TV is getting "safe" sexier, according to a new study released by the Kaiser
Family Foundation.

"Sex on TV 3: Content and Context," a study of 1,100 shows across a range of
broadcast and cable networks, found that two-thirds of all TV shows (64 percent,
actually) have "some sexual content."

That is down slightly from the last study two years ago, when 68 percent of
shows surveyed contained some sexual behaviors.

The number jumps for shows targeted at teens, however.

Among the top-20 teen shows, eight out of 10 included sexual content.

Discussions of safe sex occurred in 15 percent of shows with sexual content,
up from 10 percent two years ago.

Serious sex is on the rise.

The study found that 14 percent of shows include sexual intercourse, depicted
or implied, up from 10 percent two years ago.

Among the shows that dealt with intercourse, safe sex was discussed in 26
percent, up significantly from 14 percent two years ago.

The shows sampled (which excluded sports, news and kids' shows) aired between
7 a.m. and 11 p.m. in 2001-2002 on the "Big Four" broadcast networks, PBS, KTLA
(The WB Television Network affiliate), Lifetime Television, Turner Network Television, USA Network and Home Box Office.

Notable for its absence from the study was UPN, particularly since one of the
participants in the foundation's press conference announcing the results was
Yvette Bowser, executive producer of UPN show Half & Half, whose show
Feb. 3, the day before the study was released, featured a safe-sex message.

According to survey director and Kaiser vice president Vicky Rideout, the
survey had room for only one netlet, and The WB (KTLA) was chosen because it was

The same ratings standard holds for the choice of cable networks, which was
made for the first study four years ago.

Kaiser plans to use the same networks in future studies for purpose of

Rideout said the absence of MTV: Music Television in a survey about TV sex might seem an even
greater anomaly than the absence of UPN, but she added that this was not an
exercise in "if we go looking for sex, can we find it," but an attempt at
surveying one week of programming on the top-rated TV outlets.

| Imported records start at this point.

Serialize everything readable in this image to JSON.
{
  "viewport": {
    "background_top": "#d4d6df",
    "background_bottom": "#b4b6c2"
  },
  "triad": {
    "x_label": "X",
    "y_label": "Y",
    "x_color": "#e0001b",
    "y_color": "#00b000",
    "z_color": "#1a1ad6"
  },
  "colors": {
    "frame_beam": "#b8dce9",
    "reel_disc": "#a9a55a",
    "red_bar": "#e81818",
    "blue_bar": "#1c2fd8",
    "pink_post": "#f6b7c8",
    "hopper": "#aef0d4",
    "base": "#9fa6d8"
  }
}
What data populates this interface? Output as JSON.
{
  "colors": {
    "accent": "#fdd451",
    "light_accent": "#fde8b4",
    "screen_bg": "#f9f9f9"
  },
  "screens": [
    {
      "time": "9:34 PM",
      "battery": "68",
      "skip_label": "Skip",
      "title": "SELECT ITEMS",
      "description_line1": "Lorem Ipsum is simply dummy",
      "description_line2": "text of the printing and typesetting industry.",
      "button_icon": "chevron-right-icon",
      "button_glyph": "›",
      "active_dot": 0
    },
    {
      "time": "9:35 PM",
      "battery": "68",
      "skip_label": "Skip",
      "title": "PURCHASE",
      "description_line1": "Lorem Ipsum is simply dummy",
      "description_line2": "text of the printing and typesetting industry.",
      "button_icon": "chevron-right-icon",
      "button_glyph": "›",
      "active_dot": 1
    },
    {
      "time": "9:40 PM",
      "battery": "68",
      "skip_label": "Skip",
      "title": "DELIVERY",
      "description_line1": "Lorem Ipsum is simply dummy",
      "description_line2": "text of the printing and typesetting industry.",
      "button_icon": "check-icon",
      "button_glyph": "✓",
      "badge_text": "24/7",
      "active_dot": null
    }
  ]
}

New to the study this year was a breakout on the top-20 shows among teens,
regardless of which network they were on.

UPN did show up in that list in the form of Smackdown!.

Fox had 11 of the top 20 shows among teens.